=== Task brief ===
A single number is wanted: how many lines of the data include the string "SOLIDWORKS".

=== Items from a data source ===
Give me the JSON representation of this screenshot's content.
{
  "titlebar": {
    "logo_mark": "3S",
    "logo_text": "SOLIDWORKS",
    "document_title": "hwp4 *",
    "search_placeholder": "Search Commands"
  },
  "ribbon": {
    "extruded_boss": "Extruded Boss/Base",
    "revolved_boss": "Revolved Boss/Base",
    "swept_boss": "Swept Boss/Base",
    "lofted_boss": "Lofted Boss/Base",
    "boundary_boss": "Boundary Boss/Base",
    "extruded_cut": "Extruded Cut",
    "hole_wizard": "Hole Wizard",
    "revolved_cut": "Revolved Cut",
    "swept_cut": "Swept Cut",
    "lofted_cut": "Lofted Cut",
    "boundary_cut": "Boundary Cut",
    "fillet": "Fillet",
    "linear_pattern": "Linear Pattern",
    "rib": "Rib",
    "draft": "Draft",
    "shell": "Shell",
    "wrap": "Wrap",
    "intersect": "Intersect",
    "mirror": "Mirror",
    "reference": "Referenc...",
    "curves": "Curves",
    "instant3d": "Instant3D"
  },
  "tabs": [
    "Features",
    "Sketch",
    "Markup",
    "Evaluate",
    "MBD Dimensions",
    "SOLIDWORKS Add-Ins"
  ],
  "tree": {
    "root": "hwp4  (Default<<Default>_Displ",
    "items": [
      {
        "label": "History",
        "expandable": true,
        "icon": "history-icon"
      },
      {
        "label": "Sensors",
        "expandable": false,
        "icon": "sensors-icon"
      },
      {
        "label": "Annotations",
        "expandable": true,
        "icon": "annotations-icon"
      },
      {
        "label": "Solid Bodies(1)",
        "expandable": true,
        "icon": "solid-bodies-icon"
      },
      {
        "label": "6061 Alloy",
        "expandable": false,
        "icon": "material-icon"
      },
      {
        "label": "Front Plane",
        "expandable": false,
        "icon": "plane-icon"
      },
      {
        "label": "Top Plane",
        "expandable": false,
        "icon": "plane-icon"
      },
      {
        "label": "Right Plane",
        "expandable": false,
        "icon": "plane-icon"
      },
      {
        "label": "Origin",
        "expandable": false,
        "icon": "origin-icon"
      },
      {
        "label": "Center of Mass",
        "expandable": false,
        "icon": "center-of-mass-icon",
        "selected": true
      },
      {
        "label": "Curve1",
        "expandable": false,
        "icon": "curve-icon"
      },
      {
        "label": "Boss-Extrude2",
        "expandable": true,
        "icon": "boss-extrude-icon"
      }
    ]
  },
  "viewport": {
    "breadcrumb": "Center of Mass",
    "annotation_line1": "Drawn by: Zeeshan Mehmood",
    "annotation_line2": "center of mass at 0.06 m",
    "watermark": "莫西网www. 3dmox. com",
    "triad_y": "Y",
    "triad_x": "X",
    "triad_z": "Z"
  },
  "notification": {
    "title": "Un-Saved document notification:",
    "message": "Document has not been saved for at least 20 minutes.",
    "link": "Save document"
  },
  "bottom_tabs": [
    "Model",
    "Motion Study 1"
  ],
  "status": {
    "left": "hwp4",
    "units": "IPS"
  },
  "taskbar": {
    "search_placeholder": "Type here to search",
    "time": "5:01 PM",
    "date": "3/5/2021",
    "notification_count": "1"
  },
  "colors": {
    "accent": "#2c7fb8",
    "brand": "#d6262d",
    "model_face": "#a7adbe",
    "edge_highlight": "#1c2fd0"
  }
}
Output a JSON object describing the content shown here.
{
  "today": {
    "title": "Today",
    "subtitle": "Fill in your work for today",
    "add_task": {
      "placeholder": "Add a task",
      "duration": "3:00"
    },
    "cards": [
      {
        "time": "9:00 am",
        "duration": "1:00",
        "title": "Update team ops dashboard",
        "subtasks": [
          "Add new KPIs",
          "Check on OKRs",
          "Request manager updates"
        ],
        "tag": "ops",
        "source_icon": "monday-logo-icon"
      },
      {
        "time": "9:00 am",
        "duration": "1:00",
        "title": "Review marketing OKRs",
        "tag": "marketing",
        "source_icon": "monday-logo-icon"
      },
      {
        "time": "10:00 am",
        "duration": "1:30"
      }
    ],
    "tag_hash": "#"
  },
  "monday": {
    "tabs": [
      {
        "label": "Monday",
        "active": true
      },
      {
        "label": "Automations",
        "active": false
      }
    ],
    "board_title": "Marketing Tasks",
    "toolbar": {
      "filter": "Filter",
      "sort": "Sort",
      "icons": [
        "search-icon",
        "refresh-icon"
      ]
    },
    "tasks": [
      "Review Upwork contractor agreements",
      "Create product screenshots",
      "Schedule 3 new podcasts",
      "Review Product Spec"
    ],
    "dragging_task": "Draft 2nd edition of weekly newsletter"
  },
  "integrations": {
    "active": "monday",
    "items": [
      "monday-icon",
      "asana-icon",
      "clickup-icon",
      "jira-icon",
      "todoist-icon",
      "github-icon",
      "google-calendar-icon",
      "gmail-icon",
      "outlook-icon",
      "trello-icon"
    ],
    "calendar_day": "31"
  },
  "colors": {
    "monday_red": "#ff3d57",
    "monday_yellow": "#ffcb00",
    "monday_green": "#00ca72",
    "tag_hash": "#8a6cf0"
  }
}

=== Exercise result ===
2